You know my doctor, Dr. Vinny Boombatz?
When Johnny Carson hosted the Tonight Show, guest comedians had to separate their routines into two parts. They performed their stand-up material, and then saved a few jokes for the sit-down segment with Johnny. In some cases, the seemingly “impromptu” conversation got more laughs than the official performance.
In public speaking, the same format applies. You end your prepared remarks, soak up the applause, and then the real presentation begins.
Your audience will hopefully have questions before, during, and after your presentation. As your presentation is more of a dialog than the Gettysburg Address, the audience’s questions are every bit as important as your prepared comments.
The Q & A gives you time to add tidbits from your original speech that didn’t fit the central message, casually namedrop people, and pile on your credentials in a less boastful manner.
It might not look staged, but ...
Where to include a Q&A session is every bit as strategic as planning your own talk. When all goes well, a Q&A session enhances the talk by allowing the audience members to contribute. It boosts interaction between you and your audience, and gives you a chance to cover material that you might have left out. You can tailor the information you share to the specific concerns of each group. However, it can also turn around to bite you.
During a Q & A session, you relinquish control of the room to your audience. What can possibly go wrong?
The usual suspects
The audience members can contribute or derail your presentation, depending on how you interact with them. As a lifelong disruptive student myself, I can assure you that noisemakers want to be a positive part of the presentation. Here’s a list of the usual suspects and possible solutions to keep the event on point:
If the venue is big enough to warrant a microphone, your questioner will likely be nervous when it’s their turn to speak. The question might not make any sense at all, and will also be long-winded. In this case, rephrase their question and confirm before answering. Once you articulate their thoughts better than they can, you win them over. As an example:
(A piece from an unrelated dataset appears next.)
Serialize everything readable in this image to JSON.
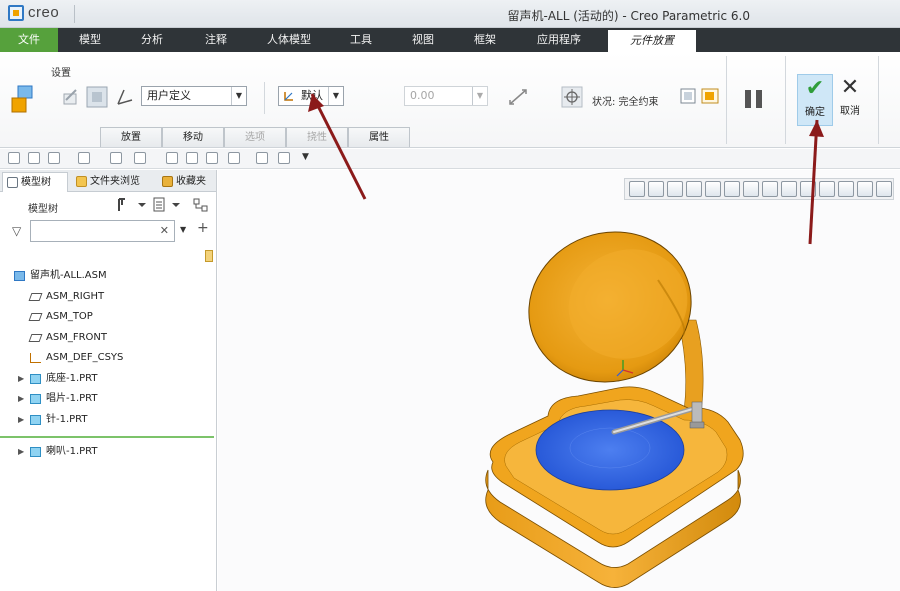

“I was wondering, like, a friend of mine wants to lose 30 pounds, and I told her, you know, you’re not really doing the right things, cause she keeps her diet books next to her cookbooks, and …”
You can respond with, “It sounds like you want to know what kind of advice to give your friend.” You will be amazed at how the tension leaves the room once you frame their question. They will look at you like that guy on TV who communicates with dead people.
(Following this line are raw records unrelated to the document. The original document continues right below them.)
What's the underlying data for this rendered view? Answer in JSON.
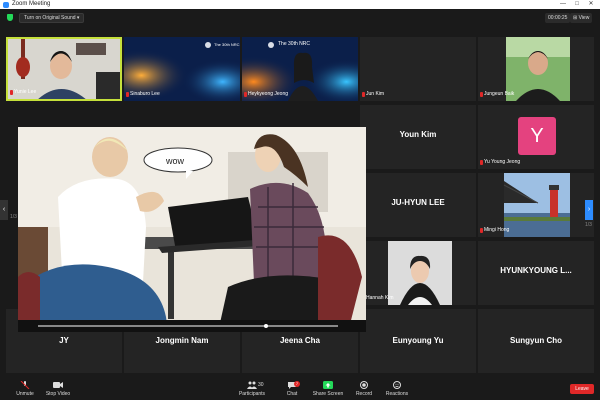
{
  "window": {
    "title": "Zoom Meeting",
    "minimize": "—",
    "maximize": "□",
    "close": "✕"
  },
  "topbar": {
    "audio_button": "Turn on Original Sound ▾",
    "timer": "00:00:25",
    "view_button": "⊞ View"
  },
  "nav": {
    "page_left": "1/3",
    "page_right": "1/3",
    "left_arrow": "‹",
    "right_arrow": "›"
  },
  "participants": [
    {
      "id": "yunie-lee",
      "name": "Yunie Lee"
    },
    {
      "id": "sinaburo-lee",
      "name": "Sinaburo Lee",
      "logo": "The 30th NRC"
    },
    {
      "id": "heykyeong-jeong",
      "name": "Heykyeong Jeong",
      "logo": "The 30th NRC"
    },
    {
      "id": "jun-kim",
      "name": "Jun Kim"
    },
    {
      "id": "jungeun-baik",
      "name": "Jungeun Baik"
    },
    {
      "id": "youn-kim",
      "name": "Youn Kim"
    },
    {
      "id": "yu-young-jeong",
      "name": "Yu Young Jeong",
      "avatar_letter": "Y"
    },
    {
      "id": "ju-hyun-lee",
      "name": "JU-HYUN LEE"
    },
    {
      "id": "mingi-hong",
      "name": "Mingi Hong"
    },
    {
      "id": "hannah-kim",
      "name": "Hannah Kim"
    },
    {
      "id": "hyunkyoung-l",
      "name": "HYUNKYOUNG  L..."
    },
    {
      "id": "jy",
      "name": "JY"
    },
    {
      "id": "jongmin-nam",
      "name": "Jongmin Nam"
    },
    {
      "id": "jeena-cha",
      "name": "Jeena Cha"
    },
    {
      "id": "eunyoung-yu",
      "name": "Eunyoung Yu"
    },
    {
      "id": "sungyun-cho",
      "name": "Sungyun Cho"
    }
  ],
  "shared": {
    "speech_bubble": "wow"
  },
  "controls": {
    "unmute": "Unmute",
    "stop_video": "Stop Video",
    "participants": "Participants",
    "participants_count": "30",
    "chat": "Chat",
    "chat_badge": "7",
    "share_screen": "Share Screen",
    "record": "Record",
    "reactions": "Reactions",
    "leave": "Leave"
  },
  "colors": {
    "accent_blue": "#2d8cff",
    "active_speaker": "#c5e03b",
    "share_green": "#23d959",
    "leave_red": "#e02828",
    "avatar_pink": "#e4427f"
  }
}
Someone might ask a question that you have already answered. One option is to count down from three and have the audience yell, “DUH!” I recommend asking the audience. Let someone in the crowd answer the question. Once you get an answer, offer praise to the person who answered the question. If the questioner looks embarrassed for asking the question, respond with, “I’m glad you asked that question, since it’s a point worth repeating.”
There are a lot of egos in the fitness industry, meaning that someone in the crowd will take great pride in disagreeing with you. In a sales situation, an objection is a buying signal. In a speaking venue, if an audience member postures up in disagreement, they are giving you an opportunity to win them over. Let’s say your talk is how you prefer functional training over bodybuilding. Somebody in your audience will challenge you and say that functional training is for wimps. The worst thing you can say is, “Well, that’s just your opinion” or “I’m sorry you feel that way.” It doesn’t work in marriage, and it doesn’t work with your audience.
Instead, you can say, “There’s no doubt that muscle building works for you. If your clients gravitate to it, and they don’t have the same mobility issues that my clients do, then more power to you.” Turn the objective into an opportunity. That questioner will leave the venue dying for a chance to take your words and make them his own.
Q & A formats
You also have to consider where to put the Q&A in your talk. In a classroom, you can answer questions as you present the same way a teacher does. With a larger audience, you have to be more strategic. The room is too big to answer to a show of hands, and the lineup behind the microphone that you see in university settings can be the kiss of death.
If you know that there will be a lot of questions, you can take all of the questions at once and take notes as they ask. Then you can answer them in bulk. You can also collect written questions throughout the presentation and answer at an appropriate time.
In a full-day session, you can make yourself available for questions during breaks and then report the answers back to the group.
If you are using a projector with internet access, you can let your audience submit questions via Menti. You need to set up a free Mentimeter account beforehand. Create a presentation and set for “Open-ended questions.” The audience can submit questions via their smartphones and they will appear on the screen. You can choose the best questions to answer.
No matter what Q & A format you use, finish with your own closing remarks. Never finish with, “Okay, that’s the last of the questions, thank you very much.” With practice, you can identify the question that segues into your closing. Remember, you always want to have the last word.